In a surprising turn of events, Nothing Chats, the iMessage clone recently introduced by technology company Nothing, has been abruptly pulled from the Google Play Store. While the official explanation cites “several bugs” as the cause, emerging evidence suggests that severe security concerns may be at the heart of the removal.
Nothing took to Twitter to announce the withdrawal, stating, “We’ve removed the Nothing Chats beta from the Play Store and will be delaying the launch until further notice to work with Sunbird to fix several bugs. We apologize for the delay and will do right by our users.”
However, a thorough technical analysis conducted by Rida F’kih from Texts.com and Twitter users @batuhan and @1ConanEdogowa has uncovered a more troubling narrative. It appears that Nothing’s service provider, Sunbird, may have misled users about the end-to-end encrypted nature of messages passing through its servers.
To use Nothing Chats, users were required to sign in with their Apple ID on Sunbird servers, operating on a Mac mini running a virtual machine.
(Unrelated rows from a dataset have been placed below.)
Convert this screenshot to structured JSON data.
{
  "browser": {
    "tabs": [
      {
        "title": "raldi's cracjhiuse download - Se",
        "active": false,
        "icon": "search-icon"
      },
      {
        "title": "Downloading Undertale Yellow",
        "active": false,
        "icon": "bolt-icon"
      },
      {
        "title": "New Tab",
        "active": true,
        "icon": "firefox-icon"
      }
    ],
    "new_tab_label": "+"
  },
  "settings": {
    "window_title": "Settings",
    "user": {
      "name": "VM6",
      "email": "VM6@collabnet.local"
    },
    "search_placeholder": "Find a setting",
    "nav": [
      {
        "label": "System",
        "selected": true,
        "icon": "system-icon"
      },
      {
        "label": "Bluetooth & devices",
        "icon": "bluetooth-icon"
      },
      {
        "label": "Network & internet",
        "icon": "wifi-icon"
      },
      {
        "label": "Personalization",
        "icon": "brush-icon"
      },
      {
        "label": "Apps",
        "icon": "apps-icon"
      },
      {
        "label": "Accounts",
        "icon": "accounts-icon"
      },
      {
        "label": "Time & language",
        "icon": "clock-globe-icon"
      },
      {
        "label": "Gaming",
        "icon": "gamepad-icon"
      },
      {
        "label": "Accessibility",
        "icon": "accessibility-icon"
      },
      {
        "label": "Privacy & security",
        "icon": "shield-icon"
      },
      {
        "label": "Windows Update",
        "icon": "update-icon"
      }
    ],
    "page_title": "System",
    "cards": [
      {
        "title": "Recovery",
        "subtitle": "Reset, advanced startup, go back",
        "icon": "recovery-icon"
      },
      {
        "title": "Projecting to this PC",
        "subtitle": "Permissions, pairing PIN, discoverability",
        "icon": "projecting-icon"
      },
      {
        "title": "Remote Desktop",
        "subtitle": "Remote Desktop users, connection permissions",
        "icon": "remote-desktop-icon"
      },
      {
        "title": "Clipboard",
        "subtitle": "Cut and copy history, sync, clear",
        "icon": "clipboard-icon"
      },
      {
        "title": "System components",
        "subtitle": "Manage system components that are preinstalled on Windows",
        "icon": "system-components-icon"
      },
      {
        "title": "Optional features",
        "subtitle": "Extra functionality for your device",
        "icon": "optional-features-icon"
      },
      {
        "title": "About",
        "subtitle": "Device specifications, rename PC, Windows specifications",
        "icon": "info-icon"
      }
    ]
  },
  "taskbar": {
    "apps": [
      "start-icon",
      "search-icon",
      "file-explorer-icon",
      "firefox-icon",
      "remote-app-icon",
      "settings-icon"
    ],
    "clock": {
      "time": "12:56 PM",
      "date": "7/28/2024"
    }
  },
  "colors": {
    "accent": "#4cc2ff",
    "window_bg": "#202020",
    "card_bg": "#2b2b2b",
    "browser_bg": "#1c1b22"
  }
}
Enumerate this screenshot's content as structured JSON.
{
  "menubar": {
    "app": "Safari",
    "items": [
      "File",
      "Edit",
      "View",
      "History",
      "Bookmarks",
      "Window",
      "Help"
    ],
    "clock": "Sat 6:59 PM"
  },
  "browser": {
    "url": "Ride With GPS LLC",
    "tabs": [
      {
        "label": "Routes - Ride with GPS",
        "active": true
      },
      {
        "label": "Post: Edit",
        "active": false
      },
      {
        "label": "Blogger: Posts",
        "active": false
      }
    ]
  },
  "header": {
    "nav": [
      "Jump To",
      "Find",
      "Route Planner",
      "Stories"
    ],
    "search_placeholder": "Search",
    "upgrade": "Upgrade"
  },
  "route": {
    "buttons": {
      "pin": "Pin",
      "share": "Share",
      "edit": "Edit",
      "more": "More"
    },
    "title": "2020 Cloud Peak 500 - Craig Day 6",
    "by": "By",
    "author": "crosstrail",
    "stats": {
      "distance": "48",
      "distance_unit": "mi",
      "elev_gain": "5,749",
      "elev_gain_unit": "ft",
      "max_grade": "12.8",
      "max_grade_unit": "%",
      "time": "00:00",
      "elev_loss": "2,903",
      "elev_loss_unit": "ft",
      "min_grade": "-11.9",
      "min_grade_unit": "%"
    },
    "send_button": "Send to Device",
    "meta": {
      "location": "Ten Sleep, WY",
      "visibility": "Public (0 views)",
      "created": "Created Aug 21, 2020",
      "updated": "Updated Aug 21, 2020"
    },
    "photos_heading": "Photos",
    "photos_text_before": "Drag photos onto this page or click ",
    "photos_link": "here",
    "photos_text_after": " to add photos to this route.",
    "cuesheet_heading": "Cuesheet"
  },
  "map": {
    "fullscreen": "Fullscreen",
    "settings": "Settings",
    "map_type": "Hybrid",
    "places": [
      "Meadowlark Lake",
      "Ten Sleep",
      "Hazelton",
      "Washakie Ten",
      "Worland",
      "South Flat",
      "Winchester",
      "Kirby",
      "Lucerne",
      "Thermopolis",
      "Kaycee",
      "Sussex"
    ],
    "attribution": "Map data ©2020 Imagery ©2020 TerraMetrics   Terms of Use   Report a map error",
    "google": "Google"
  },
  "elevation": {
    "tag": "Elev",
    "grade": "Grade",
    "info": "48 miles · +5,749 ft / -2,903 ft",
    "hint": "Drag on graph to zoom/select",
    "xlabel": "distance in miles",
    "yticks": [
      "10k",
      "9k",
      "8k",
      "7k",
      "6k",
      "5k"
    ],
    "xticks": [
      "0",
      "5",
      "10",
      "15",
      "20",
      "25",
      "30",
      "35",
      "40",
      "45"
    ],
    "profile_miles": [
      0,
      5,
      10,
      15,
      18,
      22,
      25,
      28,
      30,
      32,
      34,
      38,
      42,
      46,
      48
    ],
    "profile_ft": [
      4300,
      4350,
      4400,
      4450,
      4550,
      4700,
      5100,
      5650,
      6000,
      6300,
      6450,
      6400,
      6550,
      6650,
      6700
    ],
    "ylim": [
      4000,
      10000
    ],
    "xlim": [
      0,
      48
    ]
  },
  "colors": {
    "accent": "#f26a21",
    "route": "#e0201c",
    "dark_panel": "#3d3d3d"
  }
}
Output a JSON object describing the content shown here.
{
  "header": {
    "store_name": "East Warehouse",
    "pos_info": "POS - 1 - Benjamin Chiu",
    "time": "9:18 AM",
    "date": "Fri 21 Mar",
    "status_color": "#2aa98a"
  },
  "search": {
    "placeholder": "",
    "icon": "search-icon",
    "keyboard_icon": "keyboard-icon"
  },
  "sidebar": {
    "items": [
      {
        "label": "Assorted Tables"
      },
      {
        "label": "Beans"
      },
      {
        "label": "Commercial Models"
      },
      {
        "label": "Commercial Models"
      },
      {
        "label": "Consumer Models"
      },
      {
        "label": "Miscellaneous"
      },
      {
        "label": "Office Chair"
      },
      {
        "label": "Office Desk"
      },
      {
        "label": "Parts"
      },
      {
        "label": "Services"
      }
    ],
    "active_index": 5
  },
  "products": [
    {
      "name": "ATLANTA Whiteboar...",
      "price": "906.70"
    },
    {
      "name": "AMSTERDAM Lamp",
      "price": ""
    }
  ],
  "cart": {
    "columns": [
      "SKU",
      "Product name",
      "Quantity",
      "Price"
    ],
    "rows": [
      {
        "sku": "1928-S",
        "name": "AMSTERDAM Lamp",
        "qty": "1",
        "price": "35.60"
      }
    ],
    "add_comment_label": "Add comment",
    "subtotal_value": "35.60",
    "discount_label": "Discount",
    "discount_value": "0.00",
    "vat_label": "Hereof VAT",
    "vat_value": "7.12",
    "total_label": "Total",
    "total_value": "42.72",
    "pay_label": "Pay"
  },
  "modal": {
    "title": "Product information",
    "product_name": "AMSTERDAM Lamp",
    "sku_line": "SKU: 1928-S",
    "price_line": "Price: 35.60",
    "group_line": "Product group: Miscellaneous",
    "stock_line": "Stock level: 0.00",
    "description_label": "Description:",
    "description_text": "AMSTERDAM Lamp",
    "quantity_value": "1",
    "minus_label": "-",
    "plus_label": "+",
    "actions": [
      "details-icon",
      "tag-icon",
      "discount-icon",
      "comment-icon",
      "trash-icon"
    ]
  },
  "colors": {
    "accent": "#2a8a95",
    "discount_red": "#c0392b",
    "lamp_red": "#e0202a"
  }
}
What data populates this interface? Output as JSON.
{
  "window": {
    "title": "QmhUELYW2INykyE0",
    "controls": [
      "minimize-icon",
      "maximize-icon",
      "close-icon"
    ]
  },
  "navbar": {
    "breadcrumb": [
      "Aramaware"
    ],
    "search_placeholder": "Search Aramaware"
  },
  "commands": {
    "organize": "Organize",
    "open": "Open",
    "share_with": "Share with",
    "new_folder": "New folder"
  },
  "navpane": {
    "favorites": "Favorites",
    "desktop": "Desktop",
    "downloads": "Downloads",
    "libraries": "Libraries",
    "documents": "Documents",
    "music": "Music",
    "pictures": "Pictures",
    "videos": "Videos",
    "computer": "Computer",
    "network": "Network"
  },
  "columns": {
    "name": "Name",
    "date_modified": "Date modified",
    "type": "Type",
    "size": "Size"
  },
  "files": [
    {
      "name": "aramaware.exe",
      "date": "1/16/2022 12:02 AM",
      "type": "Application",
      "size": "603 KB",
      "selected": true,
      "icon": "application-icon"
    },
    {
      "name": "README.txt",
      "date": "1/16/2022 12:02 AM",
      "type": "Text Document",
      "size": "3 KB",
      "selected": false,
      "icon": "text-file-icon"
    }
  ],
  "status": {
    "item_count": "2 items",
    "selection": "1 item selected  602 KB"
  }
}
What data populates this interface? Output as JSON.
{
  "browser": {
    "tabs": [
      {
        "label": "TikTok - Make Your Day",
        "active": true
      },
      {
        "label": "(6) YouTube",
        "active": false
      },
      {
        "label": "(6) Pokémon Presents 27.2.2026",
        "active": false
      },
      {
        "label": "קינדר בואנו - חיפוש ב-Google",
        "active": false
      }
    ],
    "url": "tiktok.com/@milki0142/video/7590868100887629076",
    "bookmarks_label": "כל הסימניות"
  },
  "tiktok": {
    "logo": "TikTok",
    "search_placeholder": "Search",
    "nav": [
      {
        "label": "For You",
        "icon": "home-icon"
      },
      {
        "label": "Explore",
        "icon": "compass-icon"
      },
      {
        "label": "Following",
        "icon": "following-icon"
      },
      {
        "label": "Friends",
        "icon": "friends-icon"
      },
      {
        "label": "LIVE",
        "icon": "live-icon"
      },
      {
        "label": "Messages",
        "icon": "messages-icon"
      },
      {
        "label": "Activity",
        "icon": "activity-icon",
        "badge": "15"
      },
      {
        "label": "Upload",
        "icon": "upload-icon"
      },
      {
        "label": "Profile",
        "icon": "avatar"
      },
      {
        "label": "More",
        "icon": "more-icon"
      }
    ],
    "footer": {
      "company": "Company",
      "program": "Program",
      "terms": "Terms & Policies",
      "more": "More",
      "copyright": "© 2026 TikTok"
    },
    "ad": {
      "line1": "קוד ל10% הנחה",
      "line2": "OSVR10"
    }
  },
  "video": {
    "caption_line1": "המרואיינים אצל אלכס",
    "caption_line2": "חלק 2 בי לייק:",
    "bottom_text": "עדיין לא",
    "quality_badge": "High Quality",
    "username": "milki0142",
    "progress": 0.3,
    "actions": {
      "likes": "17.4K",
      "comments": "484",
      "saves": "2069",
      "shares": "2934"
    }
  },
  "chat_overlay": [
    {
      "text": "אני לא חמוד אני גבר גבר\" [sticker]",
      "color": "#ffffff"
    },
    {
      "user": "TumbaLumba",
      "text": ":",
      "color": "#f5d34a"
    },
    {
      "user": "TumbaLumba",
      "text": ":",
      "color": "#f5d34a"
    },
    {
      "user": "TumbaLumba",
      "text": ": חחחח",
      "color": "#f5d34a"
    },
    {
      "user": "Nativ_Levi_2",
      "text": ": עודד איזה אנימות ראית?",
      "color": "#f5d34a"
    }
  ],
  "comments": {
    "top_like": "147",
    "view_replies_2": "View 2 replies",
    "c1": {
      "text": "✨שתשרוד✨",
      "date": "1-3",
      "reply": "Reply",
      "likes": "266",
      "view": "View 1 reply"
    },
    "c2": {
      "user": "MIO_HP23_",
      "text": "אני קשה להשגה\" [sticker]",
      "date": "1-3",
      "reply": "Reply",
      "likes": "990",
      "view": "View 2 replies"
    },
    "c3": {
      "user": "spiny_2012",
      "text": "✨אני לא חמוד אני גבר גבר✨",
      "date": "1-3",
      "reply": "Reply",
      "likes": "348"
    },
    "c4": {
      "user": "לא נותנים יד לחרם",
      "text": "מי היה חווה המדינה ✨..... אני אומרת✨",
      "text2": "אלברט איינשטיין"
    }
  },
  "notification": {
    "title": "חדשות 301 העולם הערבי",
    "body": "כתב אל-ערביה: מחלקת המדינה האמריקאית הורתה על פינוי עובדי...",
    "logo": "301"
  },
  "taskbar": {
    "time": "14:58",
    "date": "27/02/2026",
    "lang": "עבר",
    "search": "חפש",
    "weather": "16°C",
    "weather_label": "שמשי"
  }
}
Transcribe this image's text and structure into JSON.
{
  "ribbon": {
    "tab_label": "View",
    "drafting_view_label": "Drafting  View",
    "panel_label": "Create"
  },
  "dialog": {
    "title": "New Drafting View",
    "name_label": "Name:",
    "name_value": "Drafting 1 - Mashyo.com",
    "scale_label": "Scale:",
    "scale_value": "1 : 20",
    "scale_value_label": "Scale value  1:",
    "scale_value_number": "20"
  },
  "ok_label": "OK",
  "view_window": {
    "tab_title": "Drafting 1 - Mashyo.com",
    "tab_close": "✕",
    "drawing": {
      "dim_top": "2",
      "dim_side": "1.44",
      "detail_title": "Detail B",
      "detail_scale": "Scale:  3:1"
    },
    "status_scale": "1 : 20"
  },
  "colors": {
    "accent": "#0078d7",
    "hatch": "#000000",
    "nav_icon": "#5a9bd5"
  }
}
While Sunbird claimed that the messages sent to its servers were encrypted, the analysis revealed that the JSON Web Tokens (JWT) generated by the service were sent unencrypted to another Sunbird server without SSL protection. This left them susceptible to interception by potential attackers.
What’s more concerning is that these messages were decrypted and stored on Sunbird servers, providing attackers with a window of opportunity to access them before the intended recipients. Texts.com demonstrated this vulnerability by intercepting JWTs, gaining access to the Firebase real-time database, and downloading user information and conversations with just 23 lines of code.
While the privacy issue seems to be directly tied to Sunbird, Nothing’s association with the service provider implicates the company in the matter. Describing these critical security issues as mere “bugs” appears to be a downplaying of the severity of the situation.
The future of Nothing Chats remains uncertain as the company works to address these security concerns. In the meantime, users are advised to exercise caution when using third-party services, especially those requiring sensitive credentials. This development comes at a time when Apple has announced RCS support, potentially making alternatives less appealing.
Tech Mansion will continue to monitor this situation and provide updates as it unfolds.